1. This morning I read Marie Calloway’s “Adrien Brody” for the first time.
2. I’d been aware of her and vaguely aware of that story for what seems like a long time.
3. I rarely read fiction; I read ~90% of “Adrien Brody” with uninterrupted focus. I was not on Adderall. (Maybe her style is “what it takes” to keep people off Twitter long enough to read fiction; maybe that “isn’t for me to decide.”)
4. Thought, “This alt lit shit is like an internal monologue virus. I can’t stop thinking like this now.” Thought, “If I write about this, should I change ‘this alt lit shit’ to ‘Tao Lin and his ilk’?”
5. Thought, “Thought, ‘We are never ever getting back together.’”
6. Googled. Learned the “identity” of “Adrien Brody.” Thought, “Oh my god.”
7. Mentally compared, despite near-complete ignorance, the initial critical response to Hemingway to that of Calloway.
8. Worried more about what people think of Calloway.

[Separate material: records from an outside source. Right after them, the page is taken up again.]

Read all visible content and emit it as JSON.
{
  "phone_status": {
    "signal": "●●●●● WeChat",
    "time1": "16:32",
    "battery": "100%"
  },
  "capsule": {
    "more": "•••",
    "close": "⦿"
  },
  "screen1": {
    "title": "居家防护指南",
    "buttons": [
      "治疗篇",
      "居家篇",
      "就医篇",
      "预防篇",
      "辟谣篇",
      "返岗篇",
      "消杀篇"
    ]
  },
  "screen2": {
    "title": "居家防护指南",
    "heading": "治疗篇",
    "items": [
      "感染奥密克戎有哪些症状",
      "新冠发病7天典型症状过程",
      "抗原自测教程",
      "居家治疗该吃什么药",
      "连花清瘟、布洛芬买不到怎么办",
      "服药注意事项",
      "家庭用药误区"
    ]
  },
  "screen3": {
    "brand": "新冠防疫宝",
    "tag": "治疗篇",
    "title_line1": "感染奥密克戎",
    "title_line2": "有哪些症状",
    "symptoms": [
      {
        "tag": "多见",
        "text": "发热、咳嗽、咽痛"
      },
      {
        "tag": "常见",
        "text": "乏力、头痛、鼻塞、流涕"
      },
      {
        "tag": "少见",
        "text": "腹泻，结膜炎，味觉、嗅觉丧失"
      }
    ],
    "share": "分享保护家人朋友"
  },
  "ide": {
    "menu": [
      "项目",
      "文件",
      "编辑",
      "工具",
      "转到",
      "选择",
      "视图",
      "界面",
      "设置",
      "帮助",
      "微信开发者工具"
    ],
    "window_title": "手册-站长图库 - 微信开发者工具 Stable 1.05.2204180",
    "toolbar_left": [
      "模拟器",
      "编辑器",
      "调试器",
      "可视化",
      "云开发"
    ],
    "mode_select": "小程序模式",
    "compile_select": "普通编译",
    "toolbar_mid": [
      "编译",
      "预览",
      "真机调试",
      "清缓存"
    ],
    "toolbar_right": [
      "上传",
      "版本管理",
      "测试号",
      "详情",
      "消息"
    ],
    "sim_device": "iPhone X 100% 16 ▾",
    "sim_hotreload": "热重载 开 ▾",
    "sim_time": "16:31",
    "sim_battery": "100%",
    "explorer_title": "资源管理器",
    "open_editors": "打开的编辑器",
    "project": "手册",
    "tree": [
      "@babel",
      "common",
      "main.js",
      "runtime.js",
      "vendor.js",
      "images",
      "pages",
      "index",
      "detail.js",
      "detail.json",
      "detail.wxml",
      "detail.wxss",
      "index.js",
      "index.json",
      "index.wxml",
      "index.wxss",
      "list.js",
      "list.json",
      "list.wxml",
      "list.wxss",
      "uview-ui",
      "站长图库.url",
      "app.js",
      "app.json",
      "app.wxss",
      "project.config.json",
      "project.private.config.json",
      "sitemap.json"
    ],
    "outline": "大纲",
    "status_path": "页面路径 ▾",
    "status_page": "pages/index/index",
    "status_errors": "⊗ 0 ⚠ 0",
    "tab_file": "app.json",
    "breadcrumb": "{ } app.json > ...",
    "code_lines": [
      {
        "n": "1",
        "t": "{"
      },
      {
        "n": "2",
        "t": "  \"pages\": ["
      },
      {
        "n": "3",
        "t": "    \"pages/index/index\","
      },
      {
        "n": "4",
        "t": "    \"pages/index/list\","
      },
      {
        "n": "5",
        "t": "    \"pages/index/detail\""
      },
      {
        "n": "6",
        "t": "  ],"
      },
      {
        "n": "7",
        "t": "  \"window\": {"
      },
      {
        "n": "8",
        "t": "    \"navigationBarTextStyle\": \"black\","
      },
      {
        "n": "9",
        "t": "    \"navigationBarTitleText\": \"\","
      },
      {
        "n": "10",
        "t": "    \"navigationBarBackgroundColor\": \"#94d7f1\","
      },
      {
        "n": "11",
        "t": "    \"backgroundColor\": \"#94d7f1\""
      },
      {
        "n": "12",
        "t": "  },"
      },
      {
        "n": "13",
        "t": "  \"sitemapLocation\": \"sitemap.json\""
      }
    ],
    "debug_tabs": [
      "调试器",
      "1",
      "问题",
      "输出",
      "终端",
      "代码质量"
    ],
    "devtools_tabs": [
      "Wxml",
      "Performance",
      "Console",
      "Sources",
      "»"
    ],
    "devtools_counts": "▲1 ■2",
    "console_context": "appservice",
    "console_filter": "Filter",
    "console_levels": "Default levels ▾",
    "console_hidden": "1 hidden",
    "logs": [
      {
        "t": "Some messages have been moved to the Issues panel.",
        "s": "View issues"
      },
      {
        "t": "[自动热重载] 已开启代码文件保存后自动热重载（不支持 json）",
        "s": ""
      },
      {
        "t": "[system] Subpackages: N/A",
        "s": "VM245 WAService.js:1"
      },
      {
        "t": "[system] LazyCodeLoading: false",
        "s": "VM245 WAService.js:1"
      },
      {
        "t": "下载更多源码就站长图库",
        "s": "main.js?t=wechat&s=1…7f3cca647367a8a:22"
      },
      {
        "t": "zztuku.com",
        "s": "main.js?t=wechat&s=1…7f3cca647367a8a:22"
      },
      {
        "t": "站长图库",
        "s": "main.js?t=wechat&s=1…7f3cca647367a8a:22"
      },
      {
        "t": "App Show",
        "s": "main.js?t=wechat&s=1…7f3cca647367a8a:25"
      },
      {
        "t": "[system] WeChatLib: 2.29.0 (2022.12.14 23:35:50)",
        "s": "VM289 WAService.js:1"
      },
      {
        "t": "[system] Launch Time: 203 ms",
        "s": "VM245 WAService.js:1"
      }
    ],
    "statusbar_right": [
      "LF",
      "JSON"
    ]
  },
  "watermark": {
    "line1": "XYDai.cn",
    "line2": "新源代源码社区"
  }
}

Tentatively decided that “literature is doing what painting did,” but in reverse: moving from heightened/imaginative to “as ‘realistic’ as possible.”
9. Thought, “This is a genie that will not go back in the bottle.”
10. Wondered whether I was mentally composing tweets or a Thought Catalog essay.
11. Got on the train to work. Getting out of the L at Union Square, I immediately smelled blood. People were gawking at a hurt woman. She was sitting on the ground crosslegged with her head down, a few feet from a pool of blood. A couple of people were beginning to help her. The smell of blood was so strong and iron-y; thought, “My nose evolved for this.” Wondered whether her injury would make news blogs; felt conflicted about that thought.
12. Saw a friendcquaintance on the train. Felt incredulous that so many unusual things were happening on a morning that my “mental camera” had been turned on by Calloway. Told the acquaintance about the blood and we talked about subway danger. Told her about a bet I lost last weekend about how many people are killed by sharks. She got off the train and I realized I had talked for ~85% of the interaction. Decided that Calloway had helped me realize the importance of the feelings/experiences “outside the edges” of what is usually depicted in art.
13. Thought about my friend at the New School who made me realize how ridiculous men sound when they call an album or book “important.” (It seems to always be men.)
14. I feel strongly that Marie Calloway is important.